EARLY INTERVENTION AND TRANSITION EDUCATIONAL SERVICES
Many education-based programs do not have access to a qualified audiologist in their area. As a result, many students with hearing loss are undiagnosed or misdiagnosed. This may lead to detrimental effects emotionally, psychologically, socially, and academically.
A qualified educational audiologist plays an important role in the academic success of the child, especially those with hearing loss.
Onsite Audiology, LLC provides contract services to early intervention agencies, Head Start/Early Head Start Centers, and schools. Please see below for a description of the various pediatric education services that we can provide.
Parents, we didn't forget about you! We also evaluate children from birth-18 in our Fayetteville Office.
If your child is enrolled in Babies Can't Wait or Georgia Cyber Academy, special provisions may be granted to assess the child in their natural environment (if possible). Call for more details.
To learn more about having onsite services delivered to your agency/school or our in-office services please contact us.
The method of evaluation depends on the child’s developmental and chronological age. Testing is conducted in a sound treated area and is purposed to determine the degree and type of hearing loss, if present. It also evaluates the child's ability to understand speech in quiet and in the presence of background noise.
This test assesses inner ear function. Testing does not require that children tell or show that sounds are heard. It indicates whether the outer hair cells of the cochlea are functioning, and can be measured to be present or absent as long as the child has no occluding ear wax or other middle ear conditions.
Tympanometry and acoustic reflex thresholds are two ways audiologists test for proper middle ear functioning. Immittance assessments can detect problems such as middle ear fluid, cerumen (ear wax) blockage, or any other middle ear conditions that may affect hearing.
Selecting, fitting and validating hearing assistive technology in the classroom is vital to a child obtaining access to curriculum. Services for the Deaf/Hard of Hearing student include but is not limited to:
Listening checks/consultations to estimate a student's access to auditory information in the classroom setting
Selection and fitting of school-owned hearing assistive technology systems (HATS)

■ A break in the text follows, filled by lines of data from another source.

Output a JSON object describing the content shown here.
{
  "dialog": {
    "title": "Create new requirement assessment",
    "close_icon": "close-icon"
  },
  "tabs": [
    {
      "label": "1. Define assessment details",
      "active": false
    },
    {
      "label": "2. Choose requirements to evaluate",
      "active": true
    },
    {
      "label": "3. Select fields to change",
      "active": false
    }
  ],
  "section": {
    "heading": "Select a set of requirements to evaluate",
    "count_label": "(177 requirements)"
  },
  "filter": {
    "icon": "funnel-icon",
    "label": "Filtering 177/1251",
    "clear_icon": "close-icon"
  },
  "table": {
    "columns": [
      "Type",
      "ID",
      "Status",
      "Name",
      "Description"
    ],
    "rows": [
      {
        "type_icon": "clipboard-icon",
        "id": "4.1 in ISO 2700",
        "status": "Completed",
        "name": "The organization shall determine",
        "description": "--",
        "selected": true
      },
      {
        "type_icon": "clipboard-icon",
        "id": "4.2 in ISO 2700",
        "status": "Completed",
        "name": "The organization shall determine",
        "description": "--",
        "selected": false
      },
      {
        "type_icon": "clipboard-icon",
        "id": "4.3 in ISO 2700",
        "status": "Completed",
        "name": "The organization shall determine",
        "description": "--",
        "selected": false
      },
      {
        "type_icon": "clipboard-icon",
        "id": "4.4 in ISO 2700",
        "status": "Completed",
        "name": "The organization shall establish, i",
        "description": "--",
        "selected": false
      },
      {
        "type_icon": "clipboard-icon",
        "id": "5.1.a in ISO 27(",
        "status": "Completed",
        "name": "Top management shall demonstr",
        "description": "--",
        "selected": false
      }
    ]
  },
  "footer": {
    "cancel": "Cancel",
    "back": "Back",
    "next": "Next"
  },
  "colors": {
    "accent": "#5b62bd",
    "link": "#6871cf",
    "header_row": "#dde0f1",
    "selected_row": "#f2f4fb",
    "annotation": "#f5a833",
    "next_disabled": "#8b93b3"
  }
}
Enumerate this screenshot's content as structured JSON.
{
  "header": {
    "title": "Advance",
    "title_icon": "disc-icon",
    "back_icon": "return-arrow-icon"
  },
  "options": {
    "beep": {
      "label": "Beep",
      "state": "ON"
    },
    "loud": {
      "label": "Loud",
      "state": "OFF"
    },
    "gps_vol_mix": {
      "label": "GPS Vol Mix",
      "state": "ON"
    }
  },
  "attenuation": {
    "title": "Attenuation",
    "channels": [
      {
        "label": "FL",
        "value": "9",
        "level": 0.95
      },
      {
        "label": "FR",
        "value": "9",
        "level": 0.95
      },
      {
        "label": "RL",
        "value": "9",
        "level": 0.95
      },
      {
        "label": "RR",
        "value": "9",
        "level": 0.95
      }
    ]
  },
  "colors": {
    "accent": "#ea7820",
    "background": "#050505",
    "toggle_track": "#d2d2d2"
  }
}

In-servicing school staff on the best practices to use with students with hearing loss
Educating students about their hearing loss to support self-advocacy skills